> [WHAT IS NEEDED]:
Should a line below contain the word "Alert", report it.
**** DATA FOR THIS TASK
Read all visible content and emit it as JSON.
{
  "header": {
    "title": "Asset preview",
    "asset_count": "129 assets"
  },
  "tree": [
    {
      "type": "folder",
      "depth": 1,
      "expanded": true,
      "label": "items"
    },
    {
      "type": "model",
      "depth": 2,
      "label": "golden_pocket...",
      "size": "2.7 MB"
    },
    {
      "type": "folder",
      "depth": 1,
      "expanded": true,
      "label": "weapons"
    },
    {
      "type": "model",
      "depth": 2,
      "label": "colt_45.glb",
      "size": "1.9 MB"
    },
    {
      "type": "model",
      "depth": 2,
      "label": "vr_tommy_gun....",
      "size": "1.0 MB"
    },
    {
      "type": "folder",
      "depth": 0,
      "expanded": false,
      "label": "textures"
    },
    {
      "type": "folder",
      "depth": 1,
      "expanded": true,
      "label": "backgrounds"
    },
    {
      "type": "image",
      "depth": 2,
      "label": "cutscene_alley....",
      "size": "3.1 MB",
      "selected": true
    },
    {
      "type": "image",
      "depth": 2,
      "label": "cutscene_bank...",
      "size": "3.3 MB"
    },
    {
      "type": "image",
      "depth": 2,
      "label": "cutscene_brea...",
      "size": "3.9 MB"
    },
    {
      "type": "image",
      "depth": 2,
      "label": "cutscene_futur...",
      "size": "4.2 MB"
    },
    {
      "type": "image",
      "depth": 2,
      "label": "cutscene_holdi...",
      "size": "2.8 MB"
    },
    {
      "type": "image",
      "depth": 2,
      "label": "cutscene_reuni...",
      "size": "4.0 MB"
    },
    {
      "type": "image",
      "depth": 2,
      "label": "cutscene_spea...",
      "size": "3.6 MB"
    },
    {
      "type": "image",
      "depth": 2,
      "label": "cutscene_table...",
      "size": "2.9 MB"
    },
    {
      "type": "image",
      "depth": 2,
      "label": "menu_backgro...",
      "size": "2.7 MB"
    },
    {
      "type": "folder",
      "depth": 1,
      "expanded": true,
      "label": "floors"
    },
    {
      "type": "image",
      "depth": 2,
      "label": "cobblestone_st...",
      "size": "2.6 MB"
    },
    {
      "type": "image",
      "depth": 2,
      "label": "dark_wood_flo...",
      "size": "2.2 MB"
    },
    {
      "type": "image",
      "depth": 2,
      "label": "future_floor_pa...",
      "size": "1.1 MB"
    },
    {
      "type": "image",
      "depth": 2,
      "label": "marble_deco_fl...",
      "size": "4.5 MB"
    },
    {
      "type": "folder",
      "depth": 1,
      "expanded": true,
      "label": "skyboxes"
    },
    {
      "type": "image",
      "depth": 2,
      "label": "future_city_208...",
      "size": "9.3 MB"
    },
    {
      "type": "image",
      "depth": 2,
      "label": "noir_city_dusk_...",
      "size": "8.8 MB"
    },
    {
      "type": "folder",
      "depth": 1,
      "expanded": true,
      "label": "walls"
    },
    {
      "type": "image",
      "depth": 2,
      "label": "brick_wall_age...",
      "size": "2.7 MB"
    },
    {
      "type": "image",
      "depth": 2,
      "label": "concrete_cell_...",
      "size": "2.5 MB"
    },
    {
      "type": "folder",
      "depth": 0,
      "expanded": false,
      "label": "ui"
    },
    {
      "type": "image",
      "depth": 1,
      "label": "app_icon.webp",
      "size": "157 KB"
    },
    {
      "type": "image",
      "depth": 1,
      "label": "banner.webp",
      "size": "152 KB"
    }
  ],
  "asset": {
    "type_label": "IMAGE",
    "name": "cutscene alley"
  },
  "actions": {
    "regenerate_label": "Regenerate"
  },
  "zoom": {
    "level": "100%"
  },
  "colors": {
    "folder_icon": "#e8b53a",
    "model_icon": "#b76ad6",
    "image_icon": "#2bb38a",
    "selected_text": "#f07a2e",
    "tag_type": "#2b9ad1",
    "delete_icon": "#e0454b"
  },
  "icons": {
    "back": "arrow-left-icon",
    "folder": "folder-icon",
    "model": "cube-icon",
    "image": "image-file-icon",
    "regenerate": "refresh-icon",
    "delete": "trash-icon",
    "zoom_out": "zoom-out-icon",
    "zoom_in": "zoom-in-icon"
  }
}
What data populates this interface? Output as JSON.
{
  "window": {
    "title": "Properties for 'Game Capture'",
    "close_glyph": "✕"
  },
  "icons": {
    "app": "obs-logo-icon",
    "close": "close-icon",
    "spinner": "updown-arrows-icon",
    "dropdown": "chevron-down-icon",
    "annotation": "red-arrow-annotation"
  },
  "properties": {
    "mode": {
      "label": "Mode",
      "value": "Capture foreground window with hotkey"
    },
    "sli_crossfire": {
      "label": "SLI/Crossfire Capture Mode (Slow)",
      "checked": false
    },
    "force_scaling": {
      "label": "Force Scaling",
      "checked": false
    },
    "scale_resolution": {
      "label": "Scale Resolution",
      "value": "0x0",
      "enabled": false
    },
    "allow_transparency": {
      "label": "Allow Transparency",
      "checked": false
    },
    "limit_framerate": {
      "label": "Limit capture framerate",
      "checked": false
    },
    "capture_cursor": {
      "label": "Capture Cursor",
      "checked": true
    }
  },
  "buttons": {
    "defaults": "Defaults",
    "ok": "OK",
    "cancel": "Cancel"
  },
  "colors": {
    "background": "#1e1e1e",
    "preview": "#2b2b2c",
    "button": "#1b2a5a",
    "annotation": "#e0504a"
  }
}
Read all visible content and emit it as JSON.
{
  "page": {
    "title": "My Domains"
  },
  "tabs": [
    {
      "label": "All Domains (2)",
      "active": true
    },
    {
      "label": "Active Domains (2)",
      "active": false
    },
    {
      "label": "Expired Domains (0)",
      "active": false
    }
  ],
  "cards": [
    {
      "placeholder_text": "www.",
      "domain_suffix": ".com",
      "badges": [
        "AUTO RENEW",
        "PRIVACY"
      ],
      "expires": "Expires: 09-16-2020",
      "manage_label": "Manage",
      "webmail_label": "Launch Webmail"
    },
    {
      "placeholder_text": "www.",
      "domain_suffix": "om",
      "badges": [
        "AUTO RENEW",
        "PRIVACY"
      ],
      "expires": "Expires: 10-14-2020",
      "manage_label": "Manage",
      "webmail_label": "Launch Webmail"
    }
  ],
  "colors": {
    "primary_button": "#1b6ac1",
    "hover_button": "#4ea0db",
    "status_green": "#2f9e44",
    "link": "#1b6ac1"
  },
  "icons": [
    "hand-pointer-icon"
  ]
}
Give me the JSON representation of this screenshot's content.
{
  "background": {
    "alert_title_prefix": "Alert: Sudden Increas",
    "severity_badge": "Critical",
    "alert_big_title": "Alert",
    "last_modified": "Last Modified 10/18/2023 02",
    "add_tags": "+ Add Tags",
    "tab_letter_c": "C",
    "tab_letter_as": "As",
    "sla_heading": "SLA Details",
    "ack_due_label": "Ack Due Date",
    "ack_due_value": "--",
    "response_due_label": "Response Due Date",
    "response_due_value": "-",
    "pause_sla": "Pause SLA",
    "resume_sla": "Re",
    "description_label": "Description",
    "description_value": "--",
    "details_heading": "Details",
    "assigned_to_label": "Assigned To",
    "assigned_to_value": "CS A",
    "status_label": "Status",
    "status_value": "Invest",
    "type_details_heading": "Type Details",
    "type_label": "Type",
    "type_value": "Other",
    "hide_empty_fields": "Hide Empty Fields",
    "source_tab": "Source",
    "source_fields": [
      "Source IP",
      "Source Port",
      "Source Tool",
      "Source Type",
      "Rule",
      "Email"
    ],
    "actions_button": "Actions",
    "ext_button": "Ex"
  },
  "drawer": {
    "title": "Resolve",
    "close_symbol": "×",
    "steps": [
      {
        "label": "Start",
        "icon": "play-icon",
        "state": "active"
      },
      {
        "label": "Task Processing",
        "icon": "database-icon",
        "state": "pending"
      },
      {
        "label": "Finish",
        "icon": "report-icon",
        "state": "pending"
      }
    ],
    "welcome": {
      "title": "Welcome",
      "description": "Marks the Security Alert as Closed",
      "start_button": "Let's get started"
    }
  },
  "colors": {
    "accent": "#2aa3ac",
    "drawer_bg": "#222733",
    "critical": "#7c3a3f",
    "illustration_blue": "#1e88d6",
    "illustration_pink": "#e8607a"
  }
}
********
> [ANSWER SPACE]:
    "alert_title_prefix": "Alert: Sudden Increas",
    "alert_big_title": "Alert",
      "description": "Marks the Security Alert as Closed",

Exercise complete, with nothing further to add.